The world’s largest online retailer projected operating income in the current quarter of $1.1 billion to $1.9 billion on revenue of $51 billion to $54 billion. Analysts estimated operating income of $1.13 billion of operating income and sales of $52.3 billion.
Amazon shares jumped more than 6 percent in extended trading, after closing at $1.517.96 in New York. The stock is up about 30 percent so far this year.
The outlook reinvigorated enthusiasm for Chief Executive Officer Jeff Bezos’s strategy of leaving rivals in the dust by constantly investing in growing businesses such as data centers, voice-activated devices, and faster delivery of more goods. A series of critical tweets from President Donald Trump about sales taxes and U.S. Postal Service rates briefly blunted its stock market momentum earlier this year. Thursday’s report suggests Trump’s tirades are minor speed bumps, not big obstacles.
"Operating performance is secondary to all of these other things going on," Tom Forte, an analyst at DA Davidson & Co., said before the results.
Amazon reported first-quarter profit, excluding certain items, of $3.27 a share on sales of $51 billion, up 43 percent from a year earlier. Those results also exceeded analysts’ expectations.
First-quarter sales for Amazon Web Services, its cloud-computing division, jumped 49 percent to $5.4 billion, excluding currency fluctuations. It’s the second straight quarter of accelerating growth for the profitable unit.
Subscription services, which include Amazon’s popular Prime offering, generated revenue of $3.1 billion, up 56 percent from a year earlier.
Bezos recently reported that the company surpassed 100 million Prime subscribers who pay yearly or monthly fees in exchange for fast shipping and other benefits like video and music streaming. The announcement signaled that the membership strategy that has helped it dominate e-commerce in the U.S. could be replicated overseas.
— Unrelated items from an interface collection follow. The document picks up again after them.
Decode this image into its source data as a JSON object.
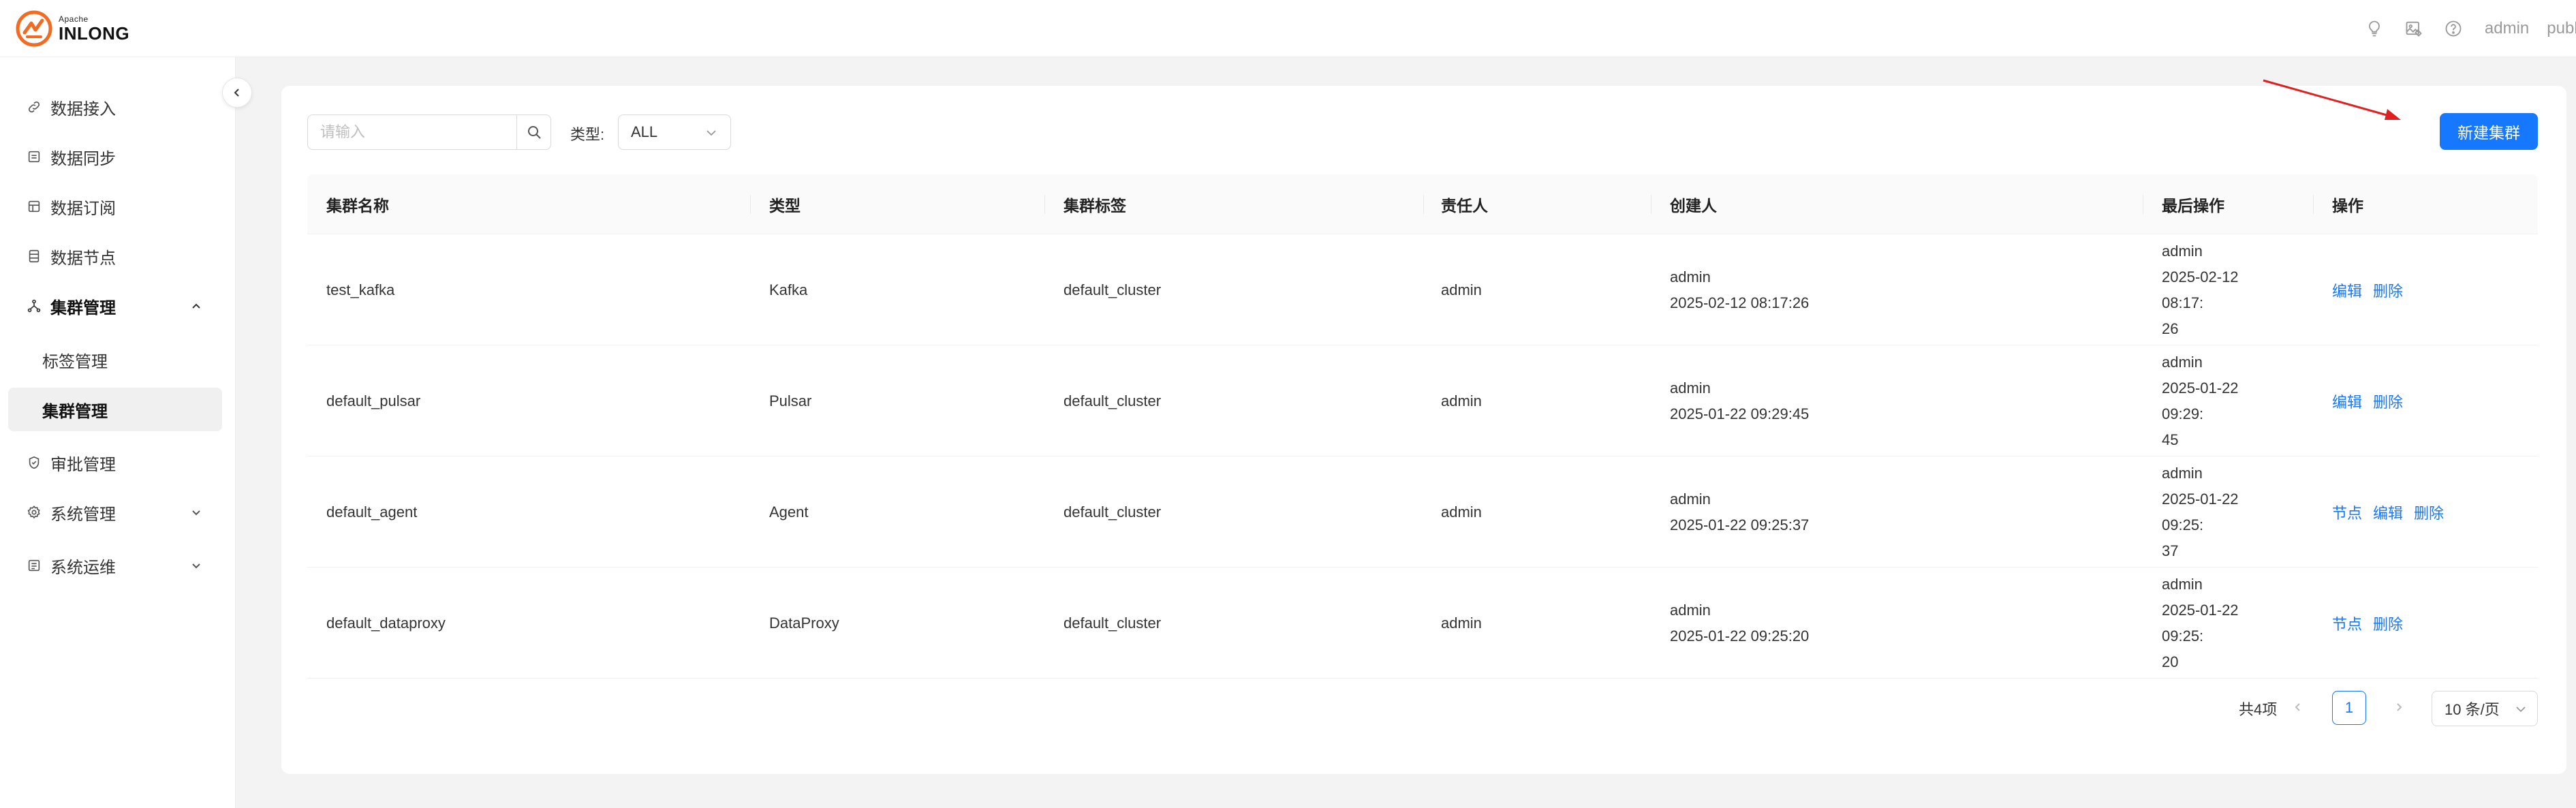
{
  "header": {
    "logo_apache": "Apache",
    "logo_inlong": "INLONG",
    "icons": [
      "bulb-icon",
      "image-edit-icon",
      "help-icon"
    ],
    "user": "admin",
    "tenant": "publi"
  },
  "sidebar": {
    "items": [
      {
        "label": "数据接入",
        "icon": "link-icon"
      },
      {
        "label": "数据同步",
        "icon": "sync-icon"
      },
      {
        "label": "数据订阅",
        "icon": "subscribe-icon"
      },
      {
        "label": "数据节点",
        "icon": "node-icon"
      },
      {
        "label": "集群管理",
        "icon": "cluster-icon",
        "expanded": true
      },
      {
        "label": "标签管理",
        "sub": true
      },
      {
        "label": "集群管理",
        "sub": true,
        "selected": true
      },
      {
        "label": "审批管理",
        "icon": "shield-icon"
      },
      {
        "label": "系统管理",
        "icon": "settings-icon"
      },
      {
        "label": "系统运维",
        "icon": "ops-icon"
      }
    ]
  },
  "toolbar": {
    "search_placeholder": "请输入",
    "type_label": "类型:",
    "type_value": "ALL",
    "new_button": "新建集群"
  },
  "table": {
    "columns": [
      "集群名称",
      "类型",
      "集群标签",
      "责任人",
      "创建人",
      "最后操作",
      "操作"
    ],
    "rows": [
      {
        "name": "test_kafka",
        "type": "Kafka",
        "tag": "default_cluster",
        "owner": "admin",
        "creator": "admin",
        "created": "2025-02-12 08:17:26",
        "modifier": "admin",
        "modified_a": "2025-02-12 08:17:",
        "modified_b": "26",
        "actions": [
          "编辑",
          "删除"
        ]
      },
      {
        "name": "default_pulsar",
        "type": "Pulsar",
        "tag": "default_cluster",
        "owner": "admin",
        "creator": "admin",
        "created": "2025-01-22 09:29:45",
        "modifier": "admin",
        "modified_a": "2025-01-22 09:29:",
        "modified_b": "45",
        "actions": [
          "编辑",
          "删除"
        ]
      },
      {
        "name": "default_agent",
        "type": "Agent",
        "tag": "default_cluster",
        "owner": "admin",
        "creator": "admin",
        "created": "2025-01-22 09:25:37",
        "modifier": "admin",
        "modified_a": "2025-01-22 09:25:",
        "modified_b": "37",
        "actions": [
          "节点",
          "编辑",
          "删除"
        ]
      },
      {
        "name": "default_dataproxy",
        "type": "DataProxy",
        "tag": "default_cluster",
        "owner": "admin",
        "creator": "admin",
        "created": "2025-01-22 09:25:20",
        "modifier": "admin",
        "modified_a": "2025-01-22 09:25:",
        "modified_b": "20",
        "actions": [
          "节点",
          "删除"
        ]
      }
    ]
  },
  "pagination": {
    "total": "共4项",
    "current": "1",
    "page_size": "10 条/页"
  },
  "colors": {
    "primary": "#1677ff",
    "annotation_arrow": "#e02020",
    "logo_orange": "#f26b21"
  }
}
Amazon has been losing money on its international expansion, with investments in India, Australia, the Middle East and Latin America.